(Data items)
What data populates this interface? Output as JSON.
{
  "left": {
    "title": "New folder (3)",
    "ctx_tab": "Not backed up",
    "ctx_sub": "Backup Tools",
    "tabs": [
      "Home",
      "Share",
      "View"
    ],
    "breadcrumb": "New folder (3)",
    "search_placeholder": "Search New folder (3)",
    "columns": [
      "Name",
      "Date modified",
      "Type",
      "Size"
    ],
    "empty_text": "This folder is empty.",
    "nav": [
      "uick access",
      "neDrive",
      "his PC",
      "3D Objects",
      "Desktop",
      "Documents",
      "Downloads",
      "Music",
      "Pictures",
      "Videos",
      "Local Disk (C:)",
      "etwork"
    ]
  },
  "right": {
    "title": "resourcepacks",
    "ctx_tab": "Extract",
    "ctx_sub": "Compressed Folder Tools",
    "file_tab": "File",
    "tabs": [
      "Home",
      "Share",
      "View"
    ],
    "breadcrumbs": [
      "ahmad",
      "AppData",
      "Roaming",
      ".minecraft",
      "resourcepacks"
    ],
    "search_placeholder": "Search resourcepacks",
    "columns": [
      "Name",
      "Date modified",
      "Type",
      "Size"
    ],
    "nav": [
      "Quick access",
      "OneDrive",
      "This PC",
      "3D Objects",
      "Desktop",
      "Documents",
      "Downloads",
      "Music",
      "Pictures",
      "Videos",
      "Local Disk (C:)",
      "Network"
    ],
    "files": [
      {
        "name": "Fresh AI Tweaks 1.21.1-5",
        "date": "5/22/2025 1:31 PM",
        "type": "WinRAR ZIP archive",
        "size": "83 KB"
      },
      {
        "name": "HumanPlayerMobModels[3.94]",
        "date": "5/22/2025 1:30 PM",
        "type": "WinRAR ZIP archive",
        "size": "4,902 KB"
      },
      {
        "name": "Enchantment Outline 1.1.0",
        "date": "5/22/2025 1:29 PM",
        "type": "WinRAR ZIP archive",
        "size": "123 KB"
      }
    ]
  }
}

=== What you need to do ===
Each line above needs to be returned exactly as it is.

=== Task output ===
What data populates this interface? Output as JSON.
{
  "left": {
    "title": "New folder (3)",
    "ctx_tab": "Not backed up",
    "ctx_sub": "Backup Tools",
    "tabs": [
      "Home",
      "Share",
      "View"
    ],
    "breadcrumb": "New folder (3)",
    "search_placeholder": "Search New folder (3)",
    "columns": [
      "Name",
      "Date modified",
      "Type",
      "Size"
    ],
    "empty_text": "This folder is empty.",
    "nav": [
      "uick access",
      "neDrive",
      "his PC",
      "3D Objects",
      "Desktop",
      "Documents",
      "Downloads",
      "Music",
      "Pictures",
      "Videos",
      "Local Disk (C:)",
      "etwork"
    ]
  },
  "right": {
    "title": "resourcepacks",
    "ctx_tab": "Extract",
    "ctx_sub": "Compressed Folder Tools",
    "file_tab": "File",
    "tabs": [
      "Home",
      "Share",
      "View"
    ],
    "breadcrumbs": [
      "ahmad",
      "AppData",
      "Roaming",
      ".minecraft",
      "resourcepacks"
    ],
    "search_placeholder": "Search resourcepacks",
    "columns": [
      "Name",
      "Date modified",
      "Type",
      "Size"
    ],
    "nav": [
      "Quick access",
      "OneDrive",
      "This PC",
      "3D Objects",
      "Desktop",
      "Documents",
      "Downloads",
      "Music",
      "Pictures",
      "Videos",
      "Local Disk (C:)",
      "Network"
    ],
    "files": [
      {
        "name": "Fresh AI Tweaks 1.21.1-5",
        "date": "5/22/2025 1:31 PM",
        "type": "WinRAR ZIP archive",
        "size": "83 KB"
      },
      {
        "name": "HumanPlayerMobModels[3.94]",
        "date": "5/22/2025 1:30 PM",
        "type": "WinRAR ZIP archive",
        "size": "4,902 KB"
      },
      {
        "name": "Enchantment Outline 1.1.0",
        "date": "5/22/2025 1:29 PM",
        "type": "WinRAR ZIP archive",
        "size": "123 KB"
      }
    ]
  }
}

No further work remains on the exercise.